▶ Material provided
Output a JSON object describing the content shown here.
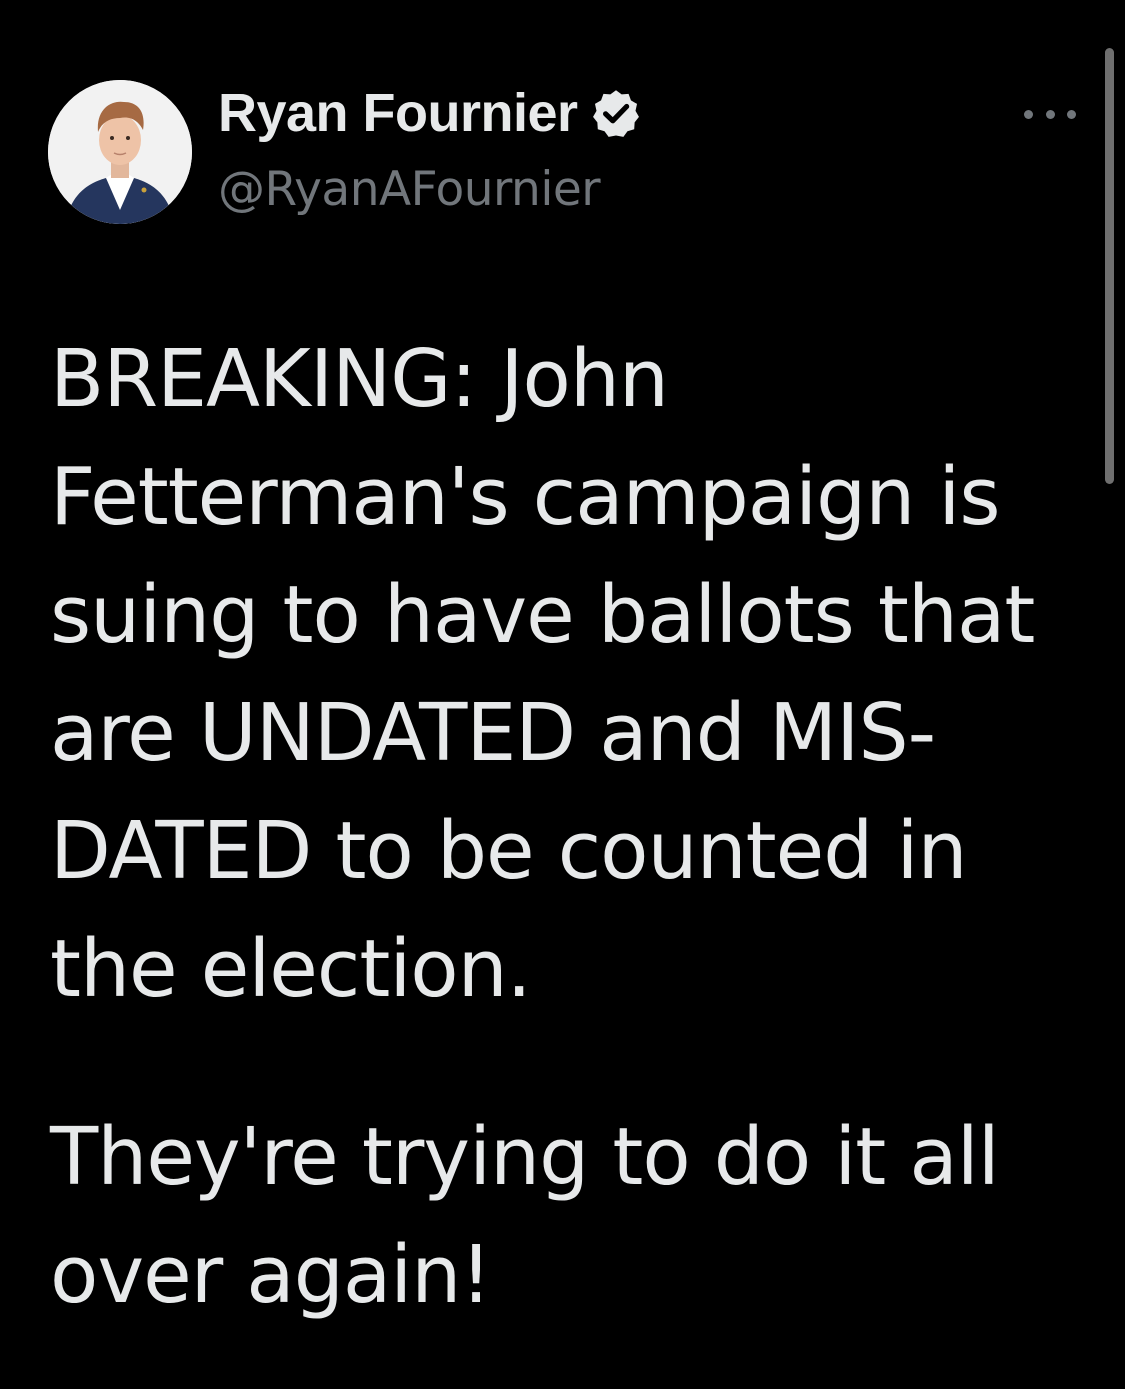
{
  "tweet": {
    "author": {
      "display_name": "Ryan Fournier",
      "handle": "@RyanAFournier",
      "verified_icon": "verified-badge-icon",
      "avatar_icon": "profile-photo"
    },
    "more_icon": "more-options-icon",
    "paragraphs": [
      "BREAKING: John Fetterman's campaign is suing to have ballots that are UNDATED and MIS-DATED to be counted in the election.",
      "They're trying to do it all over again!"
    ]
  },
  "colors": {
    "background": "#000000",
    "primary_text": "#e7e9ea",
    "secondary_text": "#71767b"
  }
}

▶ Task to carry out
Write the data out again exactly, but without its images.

▶ Final answer
Output a JSON object describing the content shown here.
{
  "tweet": {
    "author": {
      "display_name": "Ryan Fournier",
      "handle": "@RyanAFournier",
      "verified_icon": "verified-badge-icon",
      "avatar_icon": "profile-photo"
    },
    "more_icon": "more-options-icon",
    "paragraphs": [
      "BREAKING: John Fetterman's campaign is suing to have ballots that are UNDATED and MIS-DATED to be counted in the election.",
      "They're trying to do it all over again!"
    ]
  },
  "colors": {
    "background": "#000000",
    "primary_text": "#e7e9ea",
    "secondary_text": "#71767b"
  }
}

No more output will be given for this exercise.